I STARTED SEEING my current therapist about a year ago. Talking about my “therapist” makes me feel like kind of an asshole because half of my family are Cuban refugees. My family doesn’t believe in having bad days or being depressed because, hey, at least you don’t live in communism, right? I don’t share my family’s unstoppable work ethic and I’m not afraid to ask for help because I’m lazy and I try to avoid doing things myself whenever I can. I knew I was sad, and not just normal-sad, but the sad that worms its way into your morning coffee and follows you onto the train and sits next to you when you’re out on a date. The sadness sucked, but not as much as the boredom and apathy that came when the sad had been all used up. Why get dressed? I’m not going anywhere. Why get a haircut? I don’t feel like talking to people. Why bother going to the gym? What’s the point? When I started seeing my therapist, I hadn’t brushed my teeth or run a brush through my hair in three days. I didn’t have a job. I didn’t like her. I really didn’t like her.

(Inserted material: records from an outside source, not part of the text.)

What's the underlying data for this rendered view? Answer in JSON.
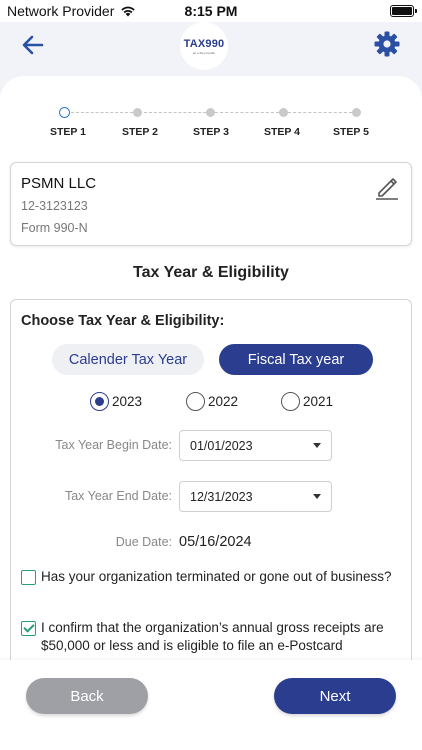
{
  "status_bar": {
    "carrier": "Network Provider",
    "time": "8:15 PM"
  },
  "header": {
    "logo_text": "TAX990",
    "logo_subtext": "an e-file provider"
  },
  "stepper": {
    "steps": [
      {
        "label": "STEP 1",
        "active": true
      },
      {
        "label": "STEP 2",
        "active": false
      },
      {
        "label": "STEP 3",
        "active": false
      },
      {
        "label": "STEP 4",
        "active": false
      },
      {
        "label": "STEP 5",
        "active": false
      }
    ]
  },
  "organization": {
    "name": "PSMN LLC",
    "ein": "12-3123123",
    "form": "Form 990-N"
  },
  "section_title": "Tax Year & Eligibility",
  "eligibility": {
    "heading": "Choose Tax Year & Eligibility:",
    "tabs": {
      "calendar": "Calender Tax Year",
      "fiscal": "Fiscal Tax year",
      "selected": "fiscal"
    },
    "years": [
      {
        "label": "2023",
        "selected": true
      },
      {
        "label": "2022",
        "selected": false
      },
      {
        "label": "2021",
        "selected": false
      }
    ],
    "begin_date": {
      "label": "Tax Year Begin Date:",
      "value": "01/01/2023"
    },
    "end_date": {
      "label": "Tax Year End Date:",
      "value": "12/31/2023"
    },
    "due_date": {
      "label": "Due Date:",
      "value": "05/16/2024"
    },
    "terminated": {
      "text": "Has your organization terminated or gone out of business?",
      "checked": false
    },
    "confirm": {
      "text": "I confirm that the organization’s annual gross receipts are $50,000 or less and is eligible to file an e-Postcard",
      "checked": true
    }
  },
  "footer": {
    "back_label": "Back",
    "next_label": "Next"
  },
  "colors": {
    "primary": "#2b3d8f",
    "accent_blue": "#2b78c6",
    "checkbox_green": "#2a9d7a",
    "back_button": "#9ea0a6",
    "header_bg": "#f1f3f8"
  }
}
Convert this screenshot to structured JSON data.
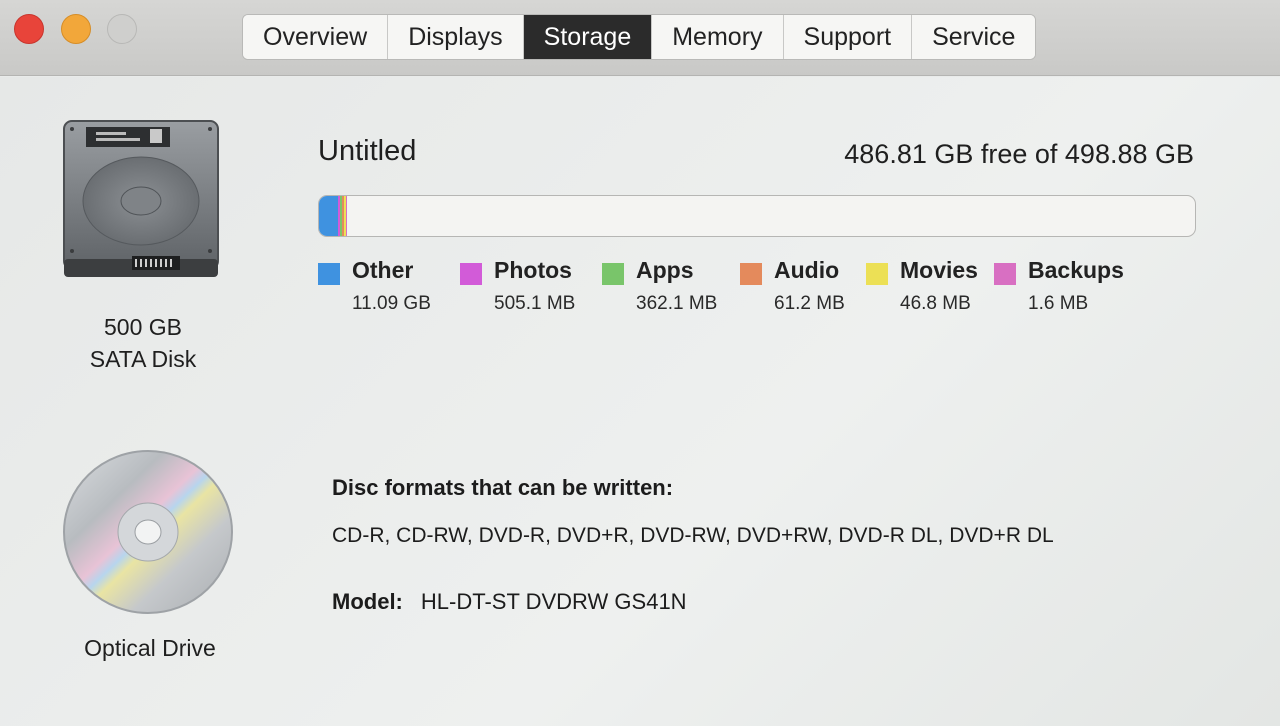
{
  "tabs": [
    {
      "label": "Overview",
      "active": false
    },
    {
      "label": "Displays",
      "active": false
    },
    {
      "label": "Storage",
      "active": true
    },
    {
      "label": "Memory",
      "active": false
    },
    {
      "label": "Support",
      "active": false
    },
    {
      "label": "Service",
      "active": false
    }
  ],
  "disk": {
    "line1": "500 GB",
    "line2": "SATA Disk",
    "icon": "hard-disk-icon"
  },
  "volume": {
    "name": "Untitled",
    "free_text": "486.81 GB free of 498.88 GB"
  },
  "usage": [
    {
      "name": "Other",
      "size": "11.09 GB",
      "color": "#3f92e0",
      "fraction": 0.0222
    },
    {
      "name": "Photos",
      "size": "505.1 MB",
      "color": "#d25bd8",
      "fraction": 0.001
    },
    {
      "name": "Apps",
      "size": "362.1 MB",
      "color": "#79c56a",
      "fraction": 0.0007
    },
    {
      "name": "Audio",
      "size": "61.2 MB",
      "color": "#e48a5c",
      "fraction": 0.0001
    },
    {
      "name": "Movies",
      "size": "46.8 MB",
      "color": "#ece055",
      "fraction": 0.0001
    },
    {
      "name": "Backups",
      "size": "1.6 MB",
      "color": "#d86fc2",
      "fraction": 0.0
    }
  ],
  "optical": {
    "label": "Optical Drive",
    "icon": "optical-disc-icon",
    "formats_title": "Disc formats that can be written:",
    "formats": "CD-R, CD-RW, DVD-R, DVD+R, DVD-RW, DVD+RW, DVD-R DL, DVD+R DL",
    "model_label": "Model:",
    "model_value": "HL-DT-ST DVDRW GS41N"
  }
}
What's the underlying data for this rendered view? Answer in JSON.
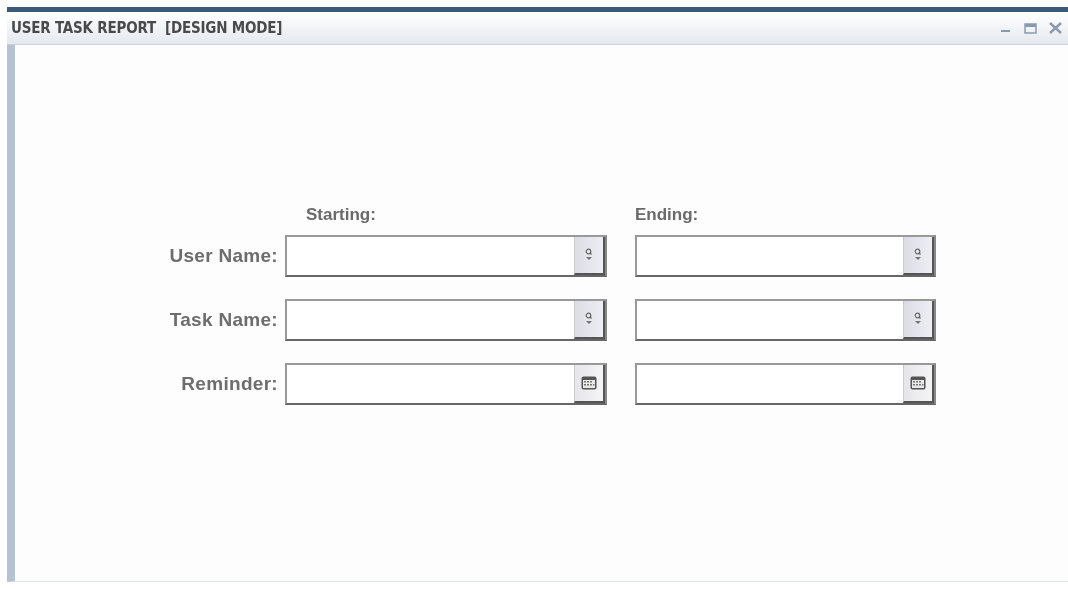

If you’ve never been to a psychotherapist, you might wonder what it is people talk about during a typical session. Among the topics we’ve covered so far:
- What I should do next with my hair because I’m bored with it.
- How not to get HPV.
- 1950s menstrual products (she’s a former Planned Parenthood nurse with a collection of vintage gynecological equipment and giant-ass old-timey tampons in a drawer in her office.)
- Demi Lovato’s blue hair.
- Breaking Bad.
- Teen Mom.
- Whether or not I should go to grad school.
- A girl I dated briefly who may or may not have a personality disorder.
- The movie Beaches.
The conversation about Demi Lovato’s blue hair was the moment when I finally started coming around.
I brush my teeth like a normal person now, and have a job. I maintain the hours of someone who has things to do besides sit in bed all day with a box of Girl Scout cookies. Not that I don’t occasionally still do that. I think everyone should at least once a week. I’ve been able to return to doing the things that regular, non-depressed people do, and I think that if my therapist weren’t my therapist, we might be totes BFFs. Sometimes she texts me to tell me she’s proud of my life and choices. I don’t know if that’s allowed but I think she means it and I kind of like it. She’s given me a lot of valuable and practical advice that can be applied to nearly anyone in any situation. Here are the more helpful tidbits:
There’s no right way to be gay.
Accutane counteracts birth control pills.*
You can’t change people.
Always have at least $6,000 saved up in case of an emergency.**
Unstable, toxic people come in all sexual orientations and backgrounds.
Try to follow the twelve-date rule before having sex with someone.***
F**k the haters.****
*Rule does not apply to me, just passing it on.